= Activity =
You are asked to filter the data below and copy every line holding "that".

= Dataset records =
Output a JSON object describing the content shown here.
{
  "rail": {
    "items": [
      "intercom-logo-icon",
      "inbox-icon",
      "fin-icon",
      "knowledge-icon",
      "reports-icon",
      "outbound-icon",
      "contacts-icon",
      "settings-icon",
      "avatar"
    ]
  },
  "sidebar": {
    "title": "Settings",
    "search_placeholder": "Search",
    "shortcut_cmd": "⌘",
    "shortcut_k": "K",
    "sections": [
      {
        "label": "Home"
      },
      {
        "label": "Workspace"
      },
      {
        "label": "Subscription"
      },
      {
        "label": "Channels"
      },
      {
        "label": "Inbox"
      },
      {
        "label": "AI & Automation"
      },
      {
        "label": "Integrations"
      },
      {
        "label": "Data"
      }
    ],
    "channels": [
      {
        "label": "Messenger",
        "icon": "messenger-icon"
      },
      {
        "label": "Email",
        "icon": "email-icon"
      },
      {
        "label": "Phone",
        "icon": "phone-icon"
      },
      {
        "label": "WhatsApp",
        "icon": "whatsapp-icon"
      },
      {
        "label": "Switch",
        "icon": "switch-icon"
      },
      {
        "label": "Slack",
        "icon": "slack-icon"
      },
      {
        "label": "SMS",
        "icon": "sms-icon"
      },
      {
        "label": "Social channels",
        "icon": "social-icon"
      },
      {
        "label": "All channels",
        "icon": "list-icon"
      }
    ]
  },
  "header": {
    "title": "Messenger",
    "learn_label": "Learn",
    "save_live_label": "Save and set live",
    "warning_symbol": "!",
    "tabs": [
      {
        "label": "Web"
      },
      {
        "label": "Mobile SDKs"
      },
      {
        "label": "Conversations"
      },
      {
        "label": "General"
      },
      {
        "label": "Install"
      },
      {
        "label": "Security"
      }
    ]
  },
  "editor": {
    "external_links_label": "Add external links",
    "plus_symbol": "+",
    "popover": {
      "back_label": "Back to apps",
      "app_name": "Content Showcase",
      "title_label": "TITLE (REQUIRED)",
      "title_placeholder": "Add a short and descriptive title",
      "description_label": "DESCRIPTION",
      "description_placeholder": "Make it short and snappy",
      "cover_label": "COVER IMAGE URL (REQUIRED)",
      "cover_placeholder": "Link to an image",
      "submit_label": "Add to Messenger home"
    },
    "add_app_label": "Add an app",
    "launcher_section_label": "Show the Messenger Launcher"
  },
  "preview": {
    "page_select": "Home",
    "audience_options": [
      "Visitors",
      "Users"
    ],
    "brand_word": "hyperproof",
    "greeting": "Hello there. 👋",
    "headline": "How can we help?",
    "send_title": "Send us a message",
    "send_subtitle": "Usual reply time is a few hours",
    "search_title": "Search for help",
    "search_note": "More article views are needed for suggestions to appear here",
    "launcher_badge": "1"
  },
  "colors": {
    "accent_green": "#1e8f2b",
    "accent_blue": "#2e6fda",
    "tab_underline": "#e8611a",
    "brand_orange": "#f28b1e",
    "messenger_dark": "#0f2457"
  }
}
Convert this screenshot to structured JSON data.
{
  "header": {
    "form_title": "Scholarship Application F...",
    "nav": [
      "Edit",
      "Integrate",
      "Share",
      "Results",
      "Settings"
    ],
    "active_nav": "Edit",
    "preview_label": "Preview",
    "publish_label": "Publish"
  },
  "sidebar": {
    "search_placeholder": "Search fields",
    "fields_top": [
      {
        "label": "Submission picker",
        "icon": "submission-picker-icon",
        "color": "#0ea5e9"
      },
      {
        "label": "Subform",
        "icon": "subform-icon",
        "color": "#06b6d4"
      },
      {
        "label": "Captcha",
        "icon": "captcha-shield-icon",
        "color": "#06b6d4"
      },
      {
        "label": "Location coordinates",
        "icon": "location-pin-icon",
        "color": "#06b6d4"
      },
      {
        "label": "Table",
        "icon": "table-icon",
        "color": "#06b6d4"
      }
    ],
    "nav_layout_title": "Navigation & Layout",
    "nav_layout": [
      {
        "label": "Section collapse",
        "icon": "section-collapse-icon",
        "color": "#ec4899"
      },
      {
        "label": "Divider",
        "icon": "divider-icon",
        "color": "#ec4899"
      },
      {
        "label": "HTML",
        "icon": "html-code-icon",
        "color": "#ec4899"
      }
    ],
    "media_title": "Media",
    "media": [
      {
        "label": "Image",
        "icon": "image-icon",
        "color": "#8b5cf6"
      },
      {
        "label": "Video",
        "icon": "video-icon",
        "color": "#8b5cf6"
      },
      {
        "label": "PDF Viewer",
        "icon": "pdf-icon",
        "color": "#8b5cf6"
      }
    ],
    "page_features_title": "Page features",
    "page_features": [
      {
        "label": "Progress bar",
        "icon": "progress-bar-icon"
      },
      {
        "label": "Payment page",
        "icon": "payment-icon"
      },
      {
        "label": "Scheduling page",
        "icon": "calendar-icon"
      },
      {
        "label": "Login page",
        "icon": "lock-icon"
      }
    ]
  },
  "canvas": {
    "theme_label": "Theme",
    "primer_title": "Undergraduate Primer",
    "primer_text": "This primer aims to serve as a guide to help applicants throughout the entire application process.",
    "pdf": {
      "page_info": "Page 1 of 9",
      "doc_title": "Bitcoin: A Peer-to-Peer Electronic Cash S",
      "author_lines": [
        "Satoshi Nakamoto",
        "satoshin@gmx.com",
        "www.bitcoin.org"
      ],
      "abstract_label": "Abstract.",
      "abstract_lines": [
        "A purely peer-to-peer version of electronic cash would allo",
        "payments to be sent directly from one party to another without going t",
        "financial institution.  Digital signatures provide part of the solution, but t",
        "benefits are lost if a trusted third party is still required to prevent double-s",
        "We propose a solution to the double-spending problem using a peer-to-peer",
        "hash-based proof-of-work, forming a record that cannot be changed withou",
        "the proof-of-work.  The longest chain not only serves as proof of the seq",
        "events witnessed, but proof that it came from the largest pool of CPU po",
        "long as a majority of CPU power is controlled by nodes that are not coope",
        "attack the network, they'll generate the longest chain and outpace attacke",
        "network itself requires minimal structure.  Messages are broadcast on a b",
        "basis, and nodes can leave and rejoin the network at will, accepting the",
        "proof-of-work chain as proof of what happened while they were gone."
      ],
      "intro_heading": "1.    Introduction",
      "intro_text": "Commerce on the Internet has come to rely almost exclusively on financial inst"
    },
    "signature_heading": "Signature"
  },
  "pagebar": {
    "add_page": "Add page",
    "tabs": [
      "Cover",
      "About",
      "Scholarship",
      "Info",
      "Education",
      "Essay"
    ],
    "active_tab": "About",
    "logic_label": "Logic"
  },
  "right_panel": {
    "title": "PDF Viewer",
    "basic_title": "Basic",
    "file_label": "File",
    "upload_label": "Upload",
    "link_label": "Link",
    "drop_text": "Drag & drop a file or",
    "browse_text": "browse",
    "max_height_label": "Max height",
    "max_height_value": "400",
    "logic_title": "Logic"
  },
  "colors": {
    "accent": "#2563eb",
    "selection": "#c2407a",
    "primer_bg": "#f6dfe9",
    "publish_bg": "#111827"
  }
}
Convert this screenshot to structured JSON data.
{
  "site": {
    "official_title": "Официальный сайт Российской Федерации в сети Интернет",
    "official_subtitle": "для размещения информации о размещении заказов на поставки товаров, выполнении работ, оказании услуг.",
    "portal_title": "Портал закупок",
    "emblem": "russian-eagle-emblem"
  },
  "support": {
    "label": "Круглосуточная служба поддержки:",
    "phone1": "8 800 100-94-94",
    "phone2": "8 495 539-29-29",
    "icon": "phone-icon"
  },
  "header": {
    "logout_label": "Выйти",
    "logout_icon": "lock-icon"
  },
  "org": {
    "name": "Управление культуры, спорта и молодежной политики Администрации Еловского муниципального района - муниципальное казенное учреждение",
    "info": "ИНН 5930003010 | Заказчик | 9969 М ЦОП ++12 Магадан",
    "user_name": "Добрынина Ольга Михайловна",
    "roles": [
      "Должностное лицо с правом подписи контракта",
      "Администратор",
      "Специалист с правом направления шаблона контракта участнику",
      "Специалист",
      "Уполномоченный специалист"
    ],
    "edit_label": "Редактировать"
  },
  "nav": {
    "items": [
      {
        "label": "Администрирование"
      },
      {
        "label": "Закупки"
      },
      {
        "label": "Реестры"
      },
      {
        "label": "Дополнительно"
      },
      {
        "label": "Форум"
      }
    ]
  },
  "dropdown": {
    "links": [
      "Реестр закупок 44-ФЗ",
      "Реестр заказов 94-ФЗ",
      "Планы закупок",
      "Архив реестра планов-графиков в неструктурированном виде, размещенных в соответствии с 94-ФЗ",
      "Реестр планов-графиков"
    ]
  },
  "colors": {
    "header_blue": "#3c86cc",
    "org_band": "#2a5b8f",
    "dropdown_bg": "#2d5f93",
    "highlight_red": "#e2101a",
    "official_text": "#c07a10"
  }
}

= Completed exercise =
        "hash-based proof-of-work, forming a record that cannot be changed withou",
        "events witnessed, but proof that it came from the largest pool of CPU po",
        "long as a majority of CPU power is controlled by nodes that are not coope",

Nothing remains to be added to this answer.